  • Espresso

    The word espresso is derived from the Latin word “Expresere”, which means “to press out”. It describes the brewing method that was invented in Italy at the turn of the century, which extracts the heart of the coffee bean. A pump-driven machine forces hot water through fine grounds at around nine atmospheres of pressure, usually taking between 18 to 23 seconds to extract a good shot of between 3/4 of an ounce and one ounce of liquid. This brewing process produces a sweet, smooth, thick and rich shot of espresso.

  • Espresso Lungo

    Espresso lungo is a shot that is pulled long, for a bit of extra espresso. Many believe this maximises the caffeine, but as the beans are exposed to heat for a longer period of time, the taste of the espresso lungo is usually more bitter than a traditional espresso shot.

  • Espresso Macchiato

    An espresso macchiato is an espresso with a minimal amount of steamed milk on top. This is a drink with a strong, espresso flavour and just a touch of milkiness. An espresso macchiato will often have foam on it, however, the traditional preparation of the drink is made with milk, or steamed milk, and does not require foam.

  • Espresso Ristretto

    Espresso ristretto literally translates to “restricted” espresso. This drink consists of a shorter draw of espresso than the traditional; creating a thicker and more flavoursome espresso. If you truly love the full flavour of espresso, a ristretto may be the drink for you.

  • Latte

    A latte is prepared by adding a shot or two of espresso to a cup of steamed milk, and topping it off with about a quarter of an inch of foamed milk. This smooth and tasty drink is popular for its high caffeine content and smooth flavour. It can be made with whole, semi-skimmed, or skimmed milk, for those who want to watch the calories.

  • Ristretto

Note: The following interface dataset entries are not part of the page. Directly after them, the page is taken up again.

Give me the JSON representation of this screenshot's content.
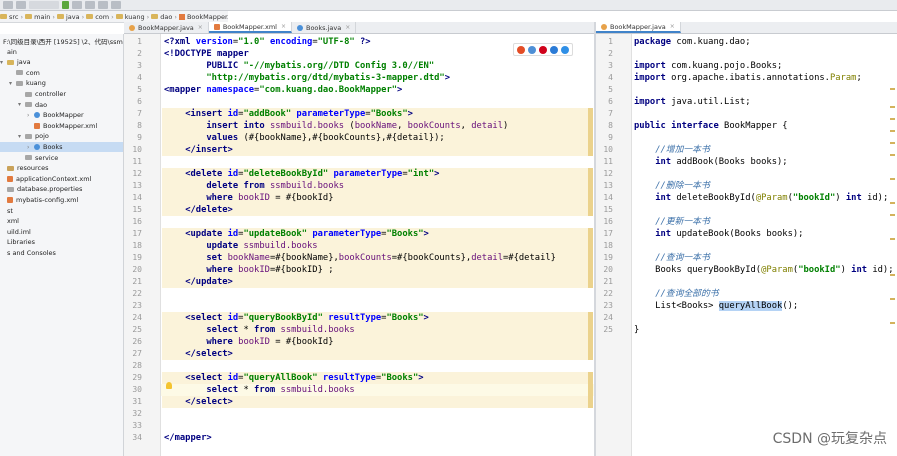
{
  "breadcrumb": [
    "src",
    "main",
    "java",
    "com",
    "kuang",
    "dao",
    "BookMapper.xml"
  ],
  "left_tabs": [
    {
      "label": "BookMapper.java",
      "icon": "java-interface-icon",
      "active": false
    },
    {
      "label": "BookMapper.xml",
      "icon": "xml-file-icon",
      "active": true
    },
    {
      "label": "Books.java",
      "icon": "java-class-icon",
      "active": false
    }
  ],
  "right_tabs": [
    {
      "label": "BookMapper.java",
      "icon": "java-interface-icon",
      "active": true
    }
  ],
  "sidebar": {
    "items": [
      {
        "label": "F:\\同级目录\\西开 [19525] \\2、代码\\ssmbu",
        "indent": 0,
        "icon": "folder-icon",
        "arrow": ""
      },
      {
        "label": "ain",
        "indent": 0,
        "icon": "",
        "arrow": ""
      },
      {
        "label": "java",
        "indent": 0,
        "icon": "folder-icon",
        "arrow": "▾"
      },
      {
        "label": "com",
        "indent": 1,
        "icon": "package-icon",
        "arrow": ""
      },
      {
        "label": "kuang",
        "indent": 1,
        "icon": "package-icon",
        "arrow": "▾"
      },
      {
        "label": "controller",
        "indent": 2,
        "icon": "package-icon",
        "arrow": ""
      },
      {
        "label": "dao",
        "indent": 2,
        "icon": "package-icon",
        "arrow": "▾"
      },
      {
        "label": "BookMapper",
        "indent": 3,
        "icon": "class-icon",
        "arrow": "›"
      },
      {
        "label": "BookMapper.xml",
        "indent": 3,
        "icon": "xml-icon",
        "arrow": ""
      },
      {
        "label": "pojo",
        "indent": 2,
        "icon": "package-icon",
        "arrow": "▾"
      },
      {
        "label": "Books",
        "indent": 3,
        "icon": "class-icon",
        "arrow": "›"
      },
      {
        "label": "service",
        "indent": 2,
        "icon": "package-icon",
        "arrow": ""
      },
      {
        "label": "resources",
        "indent": 0,
        "icon": "resources-folder-icon",
        "arrow": ""
      },
      {
        "label": "applicationContext.xml",
        "indent": 0,
        "icon": "xml-icon",
        "arrow": ""
      },
      {
        "label": "database.properties",
        "indent": 0,
        "icon": "properties-icon",
        "arrow": ""
      },
      {
        "label": "mybatis-config.xml",
        "indent": 0,
        "icon": "xml-icon",
        "arrow": ""
      },
      {
        "label": "st",
        "indent": 0,
        "icon": "",
        "arrow": ""
      },
      {
        "label": "xml",
        "indent": 0,
        "icon": "",
        "arrow": ""
      },
      {
        "label": "uild.iml",
        "indent": 0,
        "icon": "",
        "arrow": ""
      },
      {
        "label": "Libraries",
        "indent": 0,
        "icon": "",
        "arrow": ""
      },
      {
        "label": "s and Consoles",
        "indent": 0,
        "icon": "",
        "arrow": ""
      }
    ],
    "selected_index": 10
  },
  "xml_lines": [
    {
      "n": "1",
      "html": "<span class='tag'>&lt;?xml </span><span class='attr'>version</span>=<span class='val'>\"1.0\"</span> <span class='attr'>encoding</span>=<span class='val'>\"UTF-8\"</span> <span class='tag'>?&gt;</span>"
    },
    {
      "n": "2",
      "html": "<span class='tag'>&lt;!DOCTYPE mapper</span>"
    },
    {
      "n": "3",
      "html": "        <span class='tag'>PUBLIC </span><span class='val'>\"-//mybatis.org//DTD Config 3.0//EN\"</span>"
    },
    {
      "n": "4",
      "html": "        <span class='val'>\"http://mybatis.org/dtd/mybatis-3-mapper.dtd\"</span><span class='tag'>&gt;</span>"
    },
    {
      "n": "5",
      "html": "<span class='tag'>&lt;mapper </span><span class='attr'>namespace</span>=<span class='val'>\"com.kuang.dao.BookMapper\"</span><span class='tag'>&gt;</span>"
    },
    {
      "n": "6",
      "html": ""
    },
    {
      "n": "7",
      "html": "    <span class='tag'>&lt;insert </span><span class='attr'>id</span>=<span class='val'>\"addBook\"</span> <span class='attr'>parameterType</span>=<span class='val'>\"Books\"</span><span class='tag'>&gt;</span>"
    },
    {
      "n": "8",
      "html": "        <span class='sql'>insert into </span><span class='sqlid'>ssmbuild.books</span> (<span class='sqlid'>bookName</span>, <span class='sqlid'>bookCounts</span>, <span class='sqlid'>detail</span>)"
    },
    {
      "n": "9",
      "html": "        <span class='sql'>values </span>(#{bookName},#{bookCounts},#{detail});"
    },
    {
      "n": "10",
      "html": "    <span class='tag'>&lt;/insert&gt;</span>"
    },
    {
      "n": "11",
      "html": ""
    },
    {
      "n": "12",
      "html": "    <span class='tag'>&lt;delete </span><span class='attr'>id</span>=<span class='val'>\"deleteBookById\"</span> <span class='attr'>parameterType</span>=<span class='val'>\"int\"</span><span class='tag'>&gt;</span>"
    },
    {
      "n": "13",
      "html": "        <span class='sql'>delete from </span><span class='sqlid'>ssmbuild.books</span>"
    },
    {
      "n": "14",
      "html": "        <span class='sql'>where </span><span class='sqlid'>bookID</span> = #{bookId}"
    },
    {
      "n": "15",
      "html": "    <span class='tag'>&lt;/delete&gt;</span>"
    },
    {
      "n": "16",
      "html": ""
    },
    {
      "n": "17",
      "html": "    <span class='tag'>&lt;update </span><span class='attr'>id</span>=<span class='val'>\"updateBook\"</span> <span class='attr'>parameterType</span>=<span class='val'>\"Books\"</span><span class='tag'>&gt;</span>"
    },
    {
      "n": "18",
      "html": "        <span class='sql'>update </span><span class='sqlid'>ssmbuild.books</span>"
    },
    {
      "n": "19",
      "html": "        <span class='sql'>set </span><span class='sqlid'>bookName</span>=#{bookName},<span class='sqlid'>bookCounts</span>=#{bookCounts},<span class='sqlid'>detail</span>=#{detail}"
    },
    {
      "n": "20",
      "html": "        <span class='sql'>where </span><span class='sqlid'>bookID</span>=#{bookID} ;"
    },
    {
      "n": "21",
      "html": "    <span class='tag'>&lt;/update&gt;</span>"
    },
    {
      "n": "22",
      "html": ""
    },
    {
      "n": "23",
      "html": ""
    },
    {
      "n": "24",
      "html": "    <span class='tag'>&lt;select </span><span class='attr'>id</span>=<span class='val'>\"queryBookById\"</span> <span class='attr'>resultType</span>=<span class='val'>\"Books\"</span><span class='tag'>&gt;</span>"
    },
    {
      "n": "25",
      "html": "        <span class='sql'>select </span>* <span class='sql'>from </span><span class='sqlid'>ssmbuild.books</span>"
    },
    {
      "n": "26",
      "html": "        <span class='sql'>where </span><span class='sqlid'>bookID</span> = #{bookId}"
    },
    {
      "n": "27",
      "html": "    <span class='tag'>&lt;/select&gt;</span>"
    },
    {
      "n": "28",
      "html": ""
    },
    {
      "n": "29",
      "html": "    <span class='tag'>&lt;select </span><span class='attr'>id</span>=<span class='val'>\"queryAllBook\"</span> <span class='attr'>resultType</span>=<span class='val'>\"Books\"</span><span class='tag'>&gt;</span>"
    },
    {
      "n": "30",
      "html": "        <span class='sql'>select </span>* <span class='sql'>from </span><span class='sqlid'>ssmbuild.books</span>"
    },
    {
      "n": "31",
      "html": "    <span class='tag'>&lt;/select&gt;</span>"
    },
    {
      "n": "32",
      "html": ""
    },
    {
      "n": "33",
      "html": ""
    },
    {
      "n": "34",
      "html": "<span class='tag'>&lt;/mapper&gt;</span>"
    }
  ],
  "java_lines": [
    {
      "n": "1",
      "html": "<span class='kw'>package </span>com.kuang.dao;"
    },
    {
      "n": "2",
      "html": ""
    },
    {
      "n": "3",
      "html": "<span class='kw'>import </span>com.kuang.pojo.Books;"
    },
    {
      "n": "4",
      "html": "<span class='kw'>import </span>org.apache.ibatis.annotations.<span class='ann'>Param</span>;"
    },
    {
      "n": "5",
      "html": ""
    },
    {
      "n": "6",
      "html": "<span class='kw'>import </span>java.util.List;"
    },
    {
      "n": "7",
      "html": ""
    },
    {
      "n": "8",
      "html": "<span class='kw'>public interface </span>BookMapper {"
    },
    {
      "n": "9",
      "html": ""
    },
    {
      "n": "10",
      "html": "    <span class='cmt'>//增加一本书</span>"
    },
    {
      "n": "11",
      "html": "    <span class='kw'>int </span>addBook(Books books);"
    },
    {
      "n": "12",
      "html": ""
    },
    {
      "n": "13",
      "html": "    <span class='cmt'>//删除一本书</span>"
    },
    {
      "n": "14",
      "html": "    <span class='kw'>int </span>deleteBookById(<span class='ann'>@Param</span>(<span class='str'>\"bookId\"</span>) <span class='kw'>int </span>id);"
    },
    {
      "n": "15",
      "html": ""
    },
    {
      "n": "16",
      "html": "    <span class='cmt'>//更新一本书</span>"
    },
    {
      "n": "17",
      "html": "    <span class='kw'>int </span>updateBook(Books books);"
    },
    {
      "n": "18",
      "html": ""
    },
    {
      "n": "19",
      "html": "    <span class='cmt'>//查询一本书</span>"
    },
    {
      "n": "20",
      "html": "    Books queryBookById(<span class='ann'>@Param</span>(<span class='str'>\"bookId\"</span>) <span class='kw'>int </span>id);"
    },
    {
      "n": "21",
      "html": ""
    },
    {
      "n": "22",
      "html": "    <span class='cmt'>//查询全部的书</span>"
    },
    {
      "n": "23",
      "html": "    List&lt;Books&gt; <span class='selword'>queryAllBook</span>();"
    },
    {
      "n": "24",
      "html": ""
    },
    {
      "n": "25",
      "html": "}"
    }
  ],
  "watermark": "CSDN @玩复杂点",
  "colors": {
    "selection": "#c6dbf3",
    "highlight_block": "#fbf3da",
    "accent": "#4083c9"
  }
}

    A ristretto is the strongest and most concentrated espresso drink. It is made with about half the amount of water, but the same amount of coffee as a regular espresso. It is pure, intense, and wonderful in taste. In Italian, ristretto means “restricted”. This relates to the amount of water used to brew the espresso being restricted.

  • Solo

    A solo is a single shot of espresso. When you pour a solo into a clear demitasse, you will be able to see the three main portions of an espresso shot; the crema, the body and the heart. Crema is the foamy top layer, the body is in the middle, and the heart lies at the bottom. The bottom is the bitter counterpart to the crema’s sweetness